[The data]:
+ + + +

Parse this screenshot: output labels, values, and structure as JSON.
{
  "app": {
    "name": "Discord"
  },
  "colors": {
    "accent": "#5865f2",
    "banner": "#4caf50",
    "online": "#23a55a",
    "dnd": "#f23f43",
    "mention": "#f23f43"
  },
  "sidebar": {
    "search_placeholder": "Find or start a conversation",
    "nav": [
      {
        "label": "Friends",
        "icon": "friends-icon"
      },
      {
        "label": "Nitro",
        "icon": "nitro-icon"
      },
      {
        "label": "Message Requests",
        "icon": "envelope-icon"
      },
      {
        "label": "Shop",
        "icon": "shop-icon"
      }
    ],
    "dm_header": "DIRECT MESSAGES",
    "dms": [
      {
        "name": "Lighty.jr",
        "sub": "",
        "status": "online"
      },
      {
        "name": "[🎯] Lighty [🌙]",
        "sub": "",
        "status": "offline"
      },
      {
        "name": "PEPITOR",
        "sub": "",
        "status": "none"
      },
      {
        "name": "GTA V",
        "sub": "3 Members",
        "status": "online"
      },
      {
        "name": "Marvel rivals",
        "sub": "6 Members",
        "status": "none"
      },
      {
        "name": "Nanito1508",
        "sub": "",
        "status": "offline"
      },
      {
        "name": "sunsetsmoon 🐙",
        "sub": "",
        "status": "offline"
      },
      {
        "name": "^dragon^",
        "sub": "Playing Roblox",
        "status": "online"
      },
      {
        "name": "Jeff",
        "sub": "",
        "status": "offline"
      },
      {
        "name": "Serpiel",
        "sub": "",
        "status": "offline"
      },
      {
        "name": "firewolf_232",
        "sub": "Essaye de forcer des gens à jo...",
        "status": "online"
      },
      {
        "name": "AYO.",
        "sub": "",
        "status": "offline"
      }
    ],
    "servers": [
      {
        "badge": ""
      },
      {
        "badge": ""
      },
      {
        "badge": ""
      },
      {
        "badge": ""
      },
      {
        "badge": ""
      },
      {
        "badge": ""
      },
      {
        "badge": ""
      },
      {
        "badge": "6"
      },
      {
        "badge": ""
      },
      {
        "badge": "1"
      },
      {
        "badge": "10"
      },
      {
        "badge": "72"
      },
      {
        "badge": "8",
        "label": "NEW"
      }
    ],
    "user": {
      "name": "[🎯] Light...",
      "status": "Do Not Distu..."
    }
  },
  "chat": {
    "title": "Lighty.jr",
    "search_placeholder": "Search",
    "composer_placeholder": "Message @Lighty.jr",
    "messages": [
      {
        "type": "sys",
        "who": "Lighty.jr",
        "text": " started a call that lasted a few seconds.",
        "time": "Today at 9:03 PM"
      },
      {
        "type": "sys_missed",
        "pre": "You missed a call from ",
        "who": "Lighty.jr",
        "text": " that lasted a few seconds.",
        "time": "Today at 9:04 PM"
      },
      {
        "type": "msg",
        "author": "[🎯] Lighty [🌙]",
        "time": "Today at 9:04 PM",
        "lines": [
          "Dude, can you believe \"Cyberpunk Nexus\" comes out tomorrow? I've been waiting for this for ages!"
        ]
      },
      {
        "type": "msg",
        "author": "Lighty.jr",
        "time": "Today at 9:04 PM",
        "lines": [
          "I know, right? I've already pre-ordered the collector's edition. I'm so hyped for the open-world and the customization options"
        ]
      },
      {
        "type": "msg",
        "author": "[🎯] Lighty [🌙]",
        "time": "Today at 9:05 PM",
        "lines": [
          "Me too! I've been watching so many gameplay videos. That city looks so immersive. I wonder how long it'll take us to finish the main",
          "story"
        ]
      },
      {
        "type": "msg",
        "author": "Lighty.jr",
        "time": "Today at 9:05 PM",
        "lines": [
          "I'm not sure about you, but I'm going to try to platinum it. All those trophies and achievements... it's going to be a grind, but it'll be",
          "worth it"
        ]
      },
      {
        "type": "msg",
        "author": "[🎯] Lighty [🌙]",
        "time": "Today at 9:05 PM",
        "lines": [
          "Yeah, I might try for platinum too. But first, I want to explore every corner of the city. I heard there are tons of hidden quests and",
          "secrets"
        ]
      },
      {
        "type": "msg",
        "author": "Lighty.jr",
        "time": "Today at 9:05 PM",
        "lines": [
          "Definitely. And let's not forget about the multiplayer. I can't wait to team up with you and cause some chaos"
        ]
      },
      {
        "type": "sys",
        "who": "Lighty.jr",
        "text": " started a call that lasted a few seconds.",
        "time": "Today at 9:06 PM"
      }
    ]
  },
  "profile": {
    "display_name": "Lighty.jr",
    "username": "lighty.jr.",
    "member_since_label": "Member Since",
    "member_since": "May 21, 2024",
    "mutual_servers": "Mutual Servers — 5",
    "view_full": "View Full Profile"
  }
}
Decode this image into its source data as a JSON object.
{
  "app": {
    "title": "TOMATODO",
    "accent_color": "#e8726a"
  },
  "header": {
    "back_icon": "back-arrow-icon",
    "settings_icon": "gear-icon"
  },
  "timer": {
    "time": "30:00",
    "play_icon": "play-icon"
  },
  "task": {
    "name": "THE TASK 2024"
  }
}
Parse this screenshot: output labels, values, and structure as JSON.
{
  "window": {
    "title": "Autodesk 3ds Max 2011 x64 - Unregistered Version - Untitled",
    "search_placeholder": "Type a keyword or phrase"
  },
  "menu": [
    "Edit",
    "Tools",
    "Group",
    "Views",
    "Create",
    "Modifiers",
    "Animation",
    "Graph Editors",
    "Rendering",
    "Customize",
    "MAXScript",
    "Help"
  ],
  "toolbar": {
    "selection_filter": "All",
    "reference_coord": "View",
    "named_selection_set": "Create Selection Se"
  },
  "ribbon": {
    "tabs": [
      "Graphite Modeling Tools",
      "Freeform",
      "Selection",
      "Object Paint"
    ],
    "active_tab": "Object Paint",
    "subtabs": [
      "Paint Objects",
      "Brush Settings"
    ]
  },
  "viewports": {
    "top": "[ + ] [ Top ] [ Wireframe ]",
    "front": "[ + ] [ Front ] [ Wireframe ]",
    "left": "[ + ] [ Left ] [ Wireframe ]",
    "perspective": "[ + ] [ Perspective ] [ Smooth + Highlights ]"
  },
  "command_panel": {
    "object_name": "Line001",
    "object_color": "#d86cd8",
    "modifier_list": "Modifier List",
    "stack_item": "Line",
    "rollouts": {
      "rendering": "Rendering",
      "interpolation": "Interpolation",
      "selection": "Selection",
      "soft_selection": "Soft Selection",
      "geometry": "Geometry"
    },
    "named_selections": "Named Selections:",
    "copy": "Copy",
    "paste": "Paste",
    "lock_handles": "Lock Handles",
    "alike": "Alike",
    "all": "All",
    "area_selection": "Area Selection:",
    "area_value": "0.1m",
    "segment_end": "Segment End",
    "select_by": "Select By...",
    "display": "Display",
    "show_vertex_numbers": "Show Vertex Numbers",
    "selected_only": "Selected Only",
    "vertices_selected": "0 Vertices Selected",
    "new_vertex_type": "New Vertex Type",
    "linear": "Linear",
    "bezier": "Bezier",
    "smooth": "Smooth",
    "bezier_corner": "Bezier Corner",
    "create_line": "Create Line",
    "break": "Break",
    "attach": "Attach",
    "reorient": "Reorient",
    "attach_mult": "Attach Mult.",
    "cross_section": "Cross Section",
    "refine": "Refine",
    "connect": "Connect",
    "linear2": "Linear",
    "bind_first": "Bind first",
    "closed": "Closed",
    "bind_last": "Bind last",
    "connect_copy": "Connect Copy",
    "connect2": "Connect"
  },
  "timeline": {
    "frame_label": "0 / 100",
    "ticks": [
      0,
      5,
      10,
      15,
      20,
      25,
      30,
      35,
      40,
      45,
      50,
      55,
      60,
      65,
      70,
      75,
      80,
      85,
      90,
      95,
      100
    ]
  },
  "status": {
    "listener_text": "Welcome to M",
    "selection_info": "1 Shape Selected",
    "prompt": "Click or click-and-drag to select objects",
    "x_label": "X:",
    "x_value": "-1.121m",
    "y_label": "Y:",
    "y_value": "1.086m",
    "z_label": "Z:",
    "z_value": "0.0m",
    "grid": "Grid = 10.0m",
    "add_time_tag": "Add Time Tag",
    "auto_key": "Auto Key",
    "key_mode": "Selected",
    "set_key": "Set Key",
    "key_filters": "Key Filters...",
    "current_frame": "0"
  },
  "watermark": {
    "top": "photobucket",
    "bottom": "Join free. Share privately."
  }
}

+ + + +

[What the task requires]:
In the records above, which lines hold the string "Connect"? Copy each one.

[Output for this exercise]:
    "connect": "Connect",
    "connect_copy": "Connect Copy",
    "connect2": "Connect"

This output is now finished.